We present a network agent-based model of ethnocentrism and intergroup cooperation in which agents from two groups (majority and minority) change their communality (feeling of group solidarity), cooperation strategy and social ties, depending on a barrier of “likeness” (affinity). Our purpose was to study the model’s capability for describing how the mechanisms of preexisting markers (or “tags”) that can work as cues for inducing in-group bias, imitation, and reaction to non-cooperating agents, lead to ethnocentrism or intergroup cooperation and influence the formation of the network of mixed ties between agents of different groups. We explored the model’s behavior via four experiments in which we studied the combined effects of “likeness,” relative size of the minority group, degree of connectivity of the social network, game difficulty (strength) and relative frequencies of strategy revision and structural adaptation. The parameters that have a stronger influence on the emerging dominant strategies and the formation of mixed ties in the social network are the group-tag barrier, the frequency with which agents react to adverse partners, and the game difficulty.
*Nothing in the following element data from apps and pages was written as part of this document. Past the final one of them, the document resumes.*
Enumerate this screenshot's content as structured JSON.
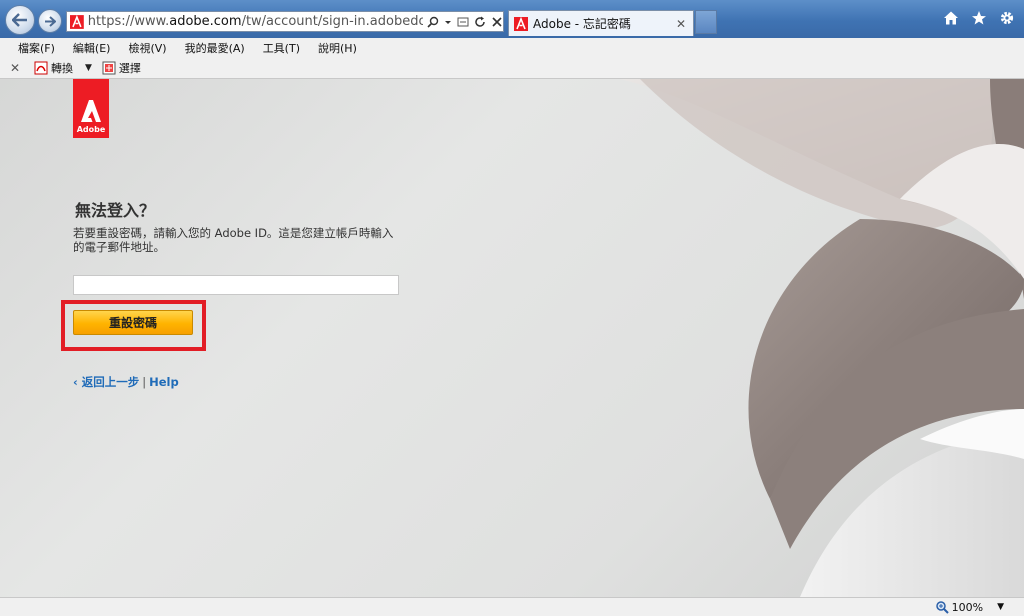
{
  "browser": {
    "url_prefix": "https://www.",
    "url_domain": "adobe.com",
    "url_path": "/tw/account/sign-in.adobedotcom.htm",
    "tab_title": "Adobe - 忘記密碼",
    "tab_close": "✕"
  },
  "menu": [
    "檔案(F)",
    "編輯(E)",
    "檢視(V)",
    "我的最愛(A)",
    "工具(T)",
    "說明(H)"
  ],
  "commandbar": {
    "close": "✕",
    "convert_label": "轉換",
    "dropdown": "▼",
    "select_label": "選擇"
  },
  "page": {
    "logo_text": "Adobe",
    "heading": "無法登入？",
    "description": "若要重設密碼，請輸入您的 Adobe ID。這是您建立帳戶時輸入的電子郵件地址。",
    "email_value": "",
    "reset_button": "重設密碼",
    "back_link": "‹ 返回上一步",
    "separator": "|",
    "help_link": "Help"
  },
  "statusbar": {
    "zoom": "100%",
    "zoom_drop": "▼"
  },
  "colors": {
    "adobe_red": "#ed1c24",
    "button_orange": "#ffb300",
    "highlight_red": "#e21d25",
    "link_blue": "#1f6bb8"
  }
}
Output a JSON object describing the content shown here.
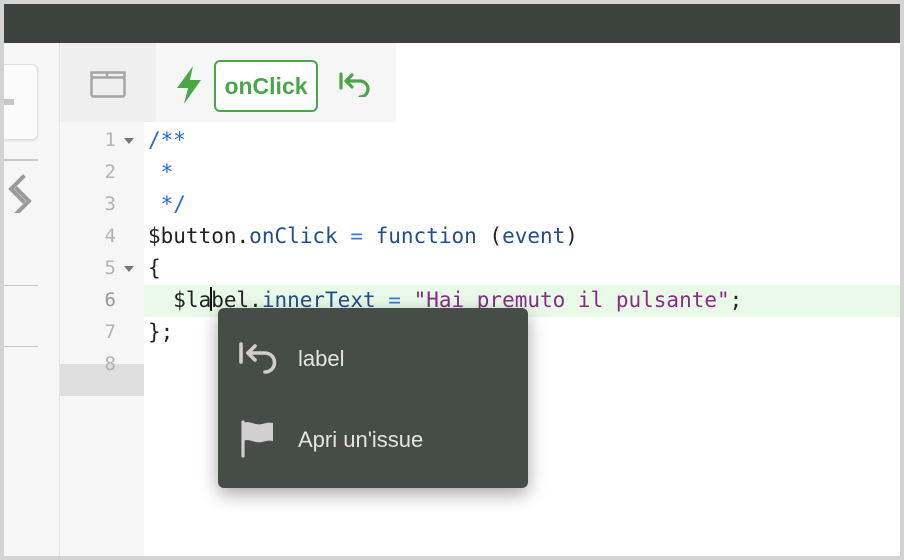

The relative size of the minority group also plays a role in increasing the percentage of mixed ties in the social network. This is consistent with the intergroup ties being dependent on the “arena” of contact (with progressively stronger barriers from e.g. workmates to close relatives), and with measures that hinder intergroup contact also hindering mutual cooperation.
In 1985 Dr Michael Palmiter, a high school teacher, first built a very innovative agent-based model called “Simulated Evolution” which he used for teaching the dynamics of evolution. In his model, students can see the visual effects of evolution as it proceeds right in front of their eyes. Using his schema, small linear changes in the agent’s genotype have an exponential effect on the agent’s phenotype. Natural selection therefore happens quickly and effectively. I have used his approach to managing the evolution of competing agents in a variety of models that I have used to study the fundamental dynamics of sustainable economic systems. For example, here is a brief list of some of my models that use “Palmiter Genes”:
- ModEco - Palmiter genes are used to encode negotiation strategies for setting prices;
- PSoup - Palmiter genes are used to control both motion and metabolic evolution;
- TpLab - Palmiter genes are used to study the evolution of belief systems;
- EffLab - Palmiter genes are used to study Jevon’s Paradox, EROI and other things.
EiLab - Model I - is a capital exchange model. That is a type of economic model used to study the dynamics of modern money which, strangely, is very similar to the dynamics of energetic systems. It is a variation on the BDY models first described in the paper by Dragulescu and Yakovenko, published in 2000, entitled “Statistical Mechanics of Money”. This model demonstrates the ability of capital exchange models to produce a distribution of wealth that does not have a preponderance of poor agents and a small number of exceedingly wealthy agents.
This is a re-implementation of a model first built in the C++ application called Entropic Index Laboratory, or EiLab. The first eight models in that application were labeled A through H, and are the BDY models. The BDY models all have a single constraint - a limit on how poor agents can be. That is to say that the wealth distribution is bounded on the left. This ninth model is a variation on the BDY models that has an added constraint that limits how wealthy an agent can be? It is bounded on both the left and right.
EiLab demonstrates the inevitable role of entropy in such capital exchange models, and can be used to examine the connections between changing entropy and changes in wealth distributions at a very minute level.